“I’m looking at the program. Wins and losses are a huge indicia of where the program is, but it’s not the only one. More important to me, frankly, is the experience of our students. My interaction with them and what their interactions with the coaches, and the environment and are we meeting their expectations. Now, we clearly didn’t meet their expectations competitively this year, because they want to win, too. But on many of the other things, the program elements are in good shape.”

 

On the off-field issues, and the challenges that faced the football team this fall. 

“I don’t want to do anything to minimize the disappointments, whether they’re competitive or unacceptable behavior in the last game at USC by one of our players, obviously, which just isn’t acceptable, it isn’t okay. The disciplinary issues we had to deal with at the front of the year, none of those are acceptable, all of those go into the evaluation, but those are the only ones that sort of get the public scrutiny. I’m dealing with the other 120 young men who are for the most part like my co-host James (Onwualu), doing everything right, making every right decision, having a real positive experience. You’ve got to look at it all, not just isolated elements of it.

 

Discussing the disappointment of the NCAA’s ruling to vacate wins and why the university is appealing: 

“If you’d merely expelled the students, you wouldn’t get this penalty. But because you went though an educative process and kept them in school and adjusted credits and made those things, you subjected yourself to this penalty. That seems like a bad message to send, but that’s one that we’re continuing to advocate for down the road.”

 

On the challenges of winning in today’s college football, as opposed to 30 years ago. 

“I think undoubtedly it is harder. Now, people from that era may have a different view. But there are things that make it harder. But it doesn’t make any difference. It’s harder to win basketball games than it was back then. It’s harder to do a number of things.

“We don’t treat any of that as an excuse or a reason to have different goals. I sort of embrace that. Some of those things that you might view as obstacles are ultimately the things that we have to offer young people. It is the eliteness of the institution and the quality of the education. You can’t say it’s an obstacle and then talk about how great it is because it helps you. That’s the way it is. I wouldn’t trade anything for the circumstance we now compete in. I think it is exactly what it should be. We have to do a better job with it, that’s all.”

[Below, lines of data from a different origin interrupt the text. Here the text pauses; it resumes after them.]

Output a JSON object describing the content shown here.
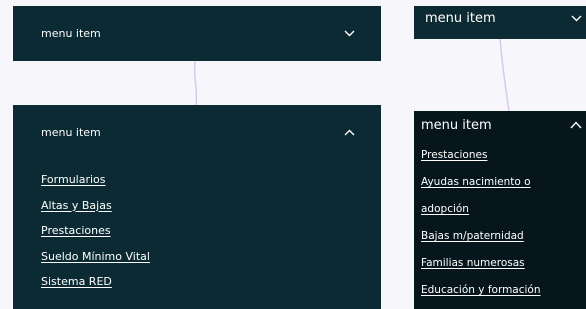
{
  "left": {
    "collapsed": {
      "title": "menu item",
      "chevron": "chevron-down-icon"
    },
    "expanded": {
      "title": "menu item",
      "chevron": "chevron-up-icon",
      "links": [
        "Formularios",
        "Altas y Bajas",
        "Prestaciones",
        "Sueldo Mínimo Vital",
        "Sistema RED"
      ]
    }
  },
  "right": {
    "collapsed": {
      "title": "menu item",
      "chevron": "chevron-down-icon"
    },
    "expanded": {
      "title": "menu item",
      "chevron": "chevron-up-icon",
      "links": [
        "Prestaciones",
        "Ayudas nacimiento o",
        "adopción",
        "Bajas m/paternidad",
        "Familias numerosas",
        "Educación y formación"
      ]
    }
  },
  "colors": {
    "panel": "#0b2a33",
    "panel_dark": "#06161c",
    "text": "#ffffff",
    "background": "#f7f7fb",
    "connector": "#d8c8ea"
  }
}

Report: Corey Holmes set to transfer

Irish Illustrated / Matt Cashore
Matt Cashore / Irish Illustrated
14 Comments

Receiver Corey Holmes is transferring from Notre Dame. The junior, who has two seasons of eligibility remaining, will look for a new program after earning his degree this summer, Tom Loy of Irish247 reports.

Holmes told Irish247:

“It’s just the best decision for me. I’m graduating this summer and I’m just going to find the best fit for me to finish things up.”

Even after a strong spring, Holmes saw little action this season, though he played extensively against USC in the season finale. He had four catches against the Trojans, a large part of his 11 on the year, also his career total.

That Holmes wasn’t able to find a consistent spot in the rotation is likely a big reason why he’s looking for a new opportunity. After opening eyes after posting a 4.42 40-yard dash during spring drills, the Irish coaching staff looked for a way to get Holmes onto the field. But after losing reps at the X receiver on the outside, Holmes bounced inside and out, never finding a regular spot in the rotation, playing behind Torii Hunter Jr. and Kevin Stepherson on the outside and CJ Sanders and Chris Finke in the slot.

Holmes has two seasons of eligibility remaining, redshirting his sophomore season. Because he’ll earn his degree this summer, he’ll be able to play immediately next year. Irish 247 reports that Holmes is looking at Miami, UCLA, Arizona State, Arizona and North Carolina, though he’ll have a semester to find other fits.